Tribal leaders from the Mille Lacs Band of Ojibwe and other Minnesota Indian Affairs Council representatives met with Indian Law Resource Center lawyers August 4, 2016, for a high-level workshop about how to engage in the United Nations system to protect tribal lands, sovereignty, and cultures.

“Indian nations have historically been international actors and a part of the world community of sovereign nations, and this is shown by their treaties with the United States and other nations,” said Robert Coulter, executive director of the Center. “Tribes have to engage in the UN process to ensure that the promises in the UN Declaration on the Rights of Indigenous Peoples are implemented.”

The UN Declaration was first adopted by the UN General Assembly in 2007 and endorsed by the United States in 2010. It is a global statement of the rights of Indian and Alaska Native tribes including the rights of self-determination, self-government and autonomy, rights to lands and resources, the right to be free of violence and discrimination, and many other rights.
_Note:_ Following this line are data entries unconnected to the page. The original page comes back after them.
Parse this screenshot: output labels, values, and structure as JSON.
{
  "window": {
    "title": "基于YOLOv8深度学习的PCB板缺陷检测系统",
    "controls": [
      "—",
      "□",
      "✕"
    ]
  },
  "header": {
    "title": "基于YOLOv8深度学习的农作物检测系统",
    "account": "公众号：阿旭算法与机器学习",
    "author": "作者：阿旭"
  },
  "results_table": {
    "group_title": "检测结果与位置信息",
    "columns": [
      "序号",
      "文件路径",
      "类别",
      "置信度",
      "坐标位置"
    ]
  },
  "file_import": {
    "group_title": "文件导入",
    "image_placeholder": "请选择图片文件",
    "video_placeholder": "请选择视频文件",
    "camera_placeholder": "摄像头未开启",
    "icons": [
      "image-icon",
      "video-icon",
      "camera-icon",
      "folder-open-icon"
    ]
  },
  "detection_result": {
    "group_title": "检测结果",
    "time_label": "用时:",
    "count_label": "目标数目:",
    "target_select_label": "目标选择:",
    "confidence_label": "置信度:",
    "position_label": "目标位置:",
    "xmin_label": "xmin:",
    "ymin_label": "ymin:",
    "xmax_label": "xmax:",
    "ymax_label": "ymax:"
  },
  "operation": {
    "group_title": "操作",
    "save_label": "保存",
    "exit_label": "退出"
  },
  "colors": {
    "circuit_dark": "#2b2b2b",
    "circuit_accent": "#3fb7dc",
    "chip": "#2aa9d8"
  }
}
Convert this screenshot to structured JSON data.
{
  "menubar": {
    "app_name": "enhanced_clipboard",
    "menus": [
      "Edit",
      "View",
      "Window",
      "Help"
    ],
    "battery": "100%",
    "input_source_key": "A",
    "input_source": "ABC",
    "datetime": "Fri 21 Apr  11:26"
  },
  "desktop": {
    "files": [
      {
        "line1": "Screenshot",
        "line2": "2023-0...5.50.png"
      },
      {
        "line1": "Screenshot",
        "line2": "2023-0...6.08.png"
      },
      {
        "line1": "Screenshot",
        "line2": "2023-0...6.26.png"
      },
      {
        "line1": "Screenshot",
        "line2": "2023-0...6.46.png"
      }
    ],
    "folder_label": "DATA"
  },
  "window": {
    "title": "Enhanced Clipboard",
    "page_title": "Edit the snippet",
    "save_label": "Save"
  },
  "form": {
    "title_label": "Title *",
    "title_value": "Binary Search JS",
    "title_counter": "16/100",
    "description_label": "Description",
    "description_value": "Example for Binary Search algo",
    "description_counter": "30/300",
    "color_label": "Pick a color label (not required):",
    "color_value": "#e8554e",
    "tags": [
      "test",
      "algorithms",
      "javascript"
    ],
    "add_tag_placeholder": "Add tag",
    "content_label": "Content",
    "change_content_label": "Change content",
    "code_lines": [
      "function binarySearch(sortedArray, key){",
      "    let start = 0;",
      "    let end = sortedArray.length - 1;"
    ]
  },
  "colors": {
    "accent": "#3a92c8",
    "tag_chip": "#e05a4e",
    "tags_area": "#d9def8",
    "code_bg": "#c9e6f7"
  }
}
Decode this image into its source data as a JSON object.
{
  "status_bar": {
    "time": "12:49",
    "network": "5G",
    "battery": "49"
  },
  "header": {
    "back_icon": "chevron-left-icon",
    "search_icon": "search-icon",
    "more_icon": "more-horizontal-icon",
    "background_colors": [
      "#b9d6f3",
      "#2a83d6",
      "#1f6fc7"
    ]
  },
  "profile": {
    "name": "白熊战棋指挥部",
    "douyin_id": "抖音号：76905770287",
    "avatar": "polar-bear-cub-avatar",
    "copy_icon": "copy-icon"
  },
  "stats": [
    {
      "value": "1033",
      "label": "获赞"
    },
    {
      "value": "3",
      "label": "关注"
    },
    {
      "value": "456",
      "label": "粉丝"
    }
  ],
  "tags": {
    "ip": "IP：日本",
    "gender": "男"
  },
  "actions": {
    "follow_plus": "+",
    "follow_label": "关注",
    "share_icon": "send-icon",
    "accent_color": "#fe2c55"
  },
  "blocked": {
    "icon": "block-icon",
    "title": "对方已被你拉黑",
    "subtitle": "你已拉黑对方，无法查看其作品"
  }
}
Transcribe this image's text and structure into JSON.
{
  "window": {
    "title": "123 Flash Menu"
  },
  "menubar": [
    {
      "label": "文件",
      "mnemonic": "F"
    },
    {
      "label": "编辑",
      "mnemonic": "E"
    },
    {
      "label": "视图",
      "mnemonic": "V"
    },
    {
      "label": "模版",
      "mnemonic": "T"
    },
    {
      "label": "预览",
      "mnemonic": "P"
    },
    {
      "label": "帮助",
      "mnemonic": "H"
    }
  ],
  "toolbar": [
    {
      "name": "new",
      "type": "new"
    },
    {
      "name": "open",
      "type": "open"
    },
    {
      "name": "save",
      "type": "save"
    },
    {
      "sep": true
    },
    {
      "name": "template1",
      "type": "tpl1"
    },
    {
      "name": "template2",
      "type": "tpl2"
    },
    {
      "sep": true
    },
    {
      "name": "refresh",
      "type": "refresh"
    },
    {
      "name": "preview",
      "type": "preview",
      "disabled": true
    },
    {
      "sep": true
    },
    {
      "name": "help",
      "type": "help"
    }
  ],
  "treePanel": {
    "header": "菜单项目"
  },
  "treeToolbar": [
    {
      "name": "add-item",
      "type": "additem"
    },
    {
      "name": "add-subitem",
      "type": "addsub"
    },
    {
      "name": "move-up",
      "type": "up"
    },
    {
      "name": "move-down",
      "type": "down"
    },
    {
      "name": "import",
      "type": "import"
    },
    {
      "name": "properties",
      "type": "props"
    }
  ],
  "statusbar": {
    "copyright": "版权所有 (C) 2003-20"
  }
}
However, few tribes know how the Declaration can specifically benefit their people and why it’s important for them to engage internationally.

“We are advocating for indigenous governments to be given a more appropriate status in the UN, which would allow them to participate fully and influence UN dialogues and activities,” said Coulter.

Other goals supported by the Indian Law Resource Center and more than 150 indigenous nations, organizations, and Native women’s coalitions include creating a monitoring body for the UN Declaration on the Rights of Indigenous Peoples and taking action to eliminate violence against indigenous women.

“Besides relying on the United States’ trust responsibility and federal Indian policy to support needed changes at the federal level, Indian nations can also use the Declaration to raise awareness, gain world support, and add global pressure on the United States to respond swiftly to human rights violations occurring within its borders, such as those associated with the epidemic levels of violence against Indian and Alaska Native women,” said Jana Walker, a senior attorney directing the Center’s Safe Women, Strong Nations project.

Violence against women, including indigenous women, is one of the most pervasive human rights violations in the world.  More than four in five Native women in the United States will experience violence in their lifetime, with more than half experiencing sexual violence.  “The UN Declaration signals a means to change federal law and policy to restore safety to Native women, to strengthen Indian nations and advance their jurisdiction over crimes within their territories, and to end the terrible cycle of violence in Native communities,” added Walker. 

For more information about how your tribe can engage internationally, see www.indianlaw.org/worldconference.